Florencia in the Amazon is a contemporary Spanish opera in two acts by Daniel Catan. Inspired by though not directly the magical realism work Love in the Time of Cholera of Colombian Nobel Prize winning novelist Gabriel García Márquez.
The libretto of Marcela Fuentes-Berain, tells the story of the famous operatic diva Florencia Grimaldi (Melody Moore) heading down the Amazon to sing once again the opera house of Manaos, with the hope that her performance will attract her lover Cristóbal, a butterfly hunter who has disappeared into the jungle. She boards the steamship for the trip down the Amazon River, along with several passengers who are traveling to hear her sing. However, the passengers are unaware of her identity. One of the passengers is Rosalba (Andrea Carroll), is a journalist planning to write a book about Grimaldi and hoping to interview her. Initially, Florencia does not interact much with other passengers. The threads of the subplots are provided by the ship’s mate/river god, Ríolobo (Norman Garrett). Ríolobo functions as a narrator, one of the character, and the intermediary between reality and the mystical world of the river. When the boat finally arrives in Manaus, a cholera outbreak keeps the passengers quarantined aboard the ship. Florencia despairs of a reunion with Cristóbal, but in the end she is magically transformed into a butterfly, which represents her spirit going off to reunite with her lover.

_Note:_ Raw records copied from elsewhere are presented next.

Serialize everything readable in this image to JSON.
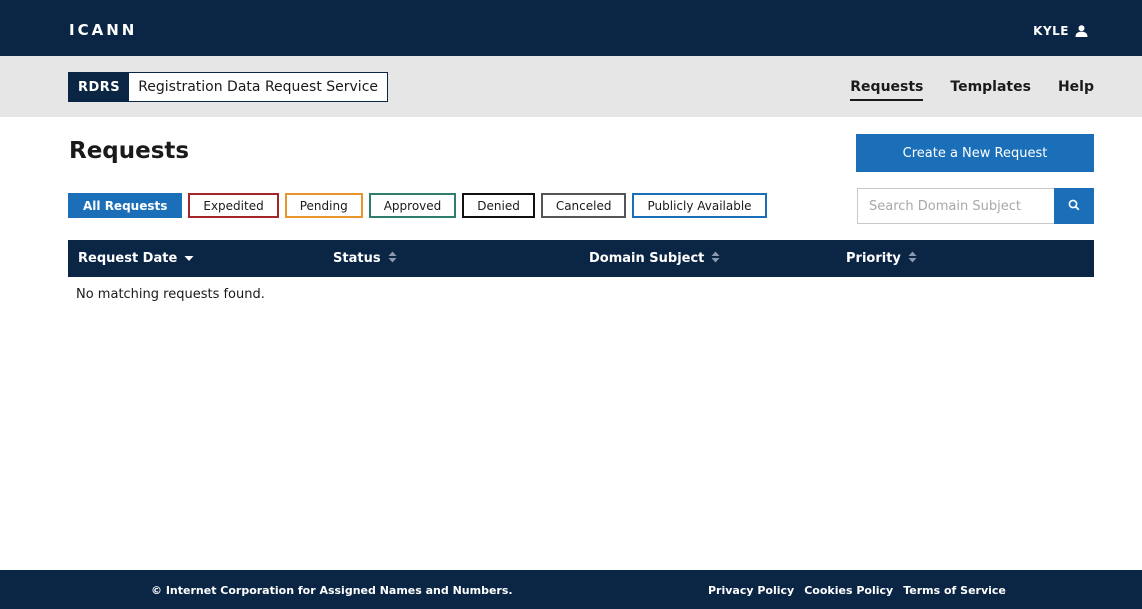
{
  "header": {
    "brand": "ICANN",
    "user": "KYLE"
  },
  "subheader": {
    "badge_code": "RDRS",
    "badge_name": "Registration Data Request Service",
    "nav": [
      {
        "label": "Requests",
        "active": true
      },
      {
        "label": "Templates",
        "active": false
      },
      {
        "label": "Help",
        "active": false
      }
    ]
  },
  "main": {
    "title": "Requests",
    "create_label": "Create a New Request",
    "filters": [
      {
        "label": "All Requests",
        "color": "#1a6fb8",
        "active": true
      },
      {
        "label": "Expedited",
        "color": "#a4262c"
      },
      {
        "label": "Pending",
        "color": "#e8952c"
      },
      {
        "label": "Approved",
        "color": "#2f7d6d"
      },
      {
        "label": "Denied",
        "color": "#111111"
      },
      {
        "label": "Canceled",
        "color": "#555555"
      },
      {
        "label": "Publicly Available",
        "color": "#1a6fb8"
      }
    ],
    "search": {
      "placeholder": "Search Domain Subject",
      "value": ""
    },
    "table": {
      "columns": [
        {
          "label": "Request Date",
          "sort": "desc"
        },
        {
          "label": "Status",
          "sort": "none"
        },
        {
          "label": "Domain Subject",
          "sort": "none"
        },
        {
          "label": "Priority",
          "sort": "none"
        }
      ],
      "empty_message": "No matching requests found."
    }
  },
  "footer": {
    "copyright": "© Internet Corporation for Assigned Names and Numbers.",
    "links": [
      "Privacy Policy",
      "Cookies Policy",
      "Terms of Service"
    ]
  },
  "colors": {
    "navy": "#0b2545",
    "accent": "#1a6fb8",
    "subbar": "#e6e6e6"
  },
  "icons": {
    "user": "user-icon",
    "search": "search-icon",
    "sort": "sort-icon"
  }
}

The music is lush and evocative of Puccini in a lot of places but the fact the all of the action is being stuck on a boat all the time challenges the audience were it not for the video projections creating a dreamy fantasy landscape.
Melody Moore gives a strong performance of the aging opera star, but it was the soprano voice of Andrea Carroll is impressive and brings brightness to the stage with its infectious lyricism. As her love interest Arcadio (Patrick O’Halloran) brought passion and feeling to the role.
As usual, I have included a clip for your enjoyment.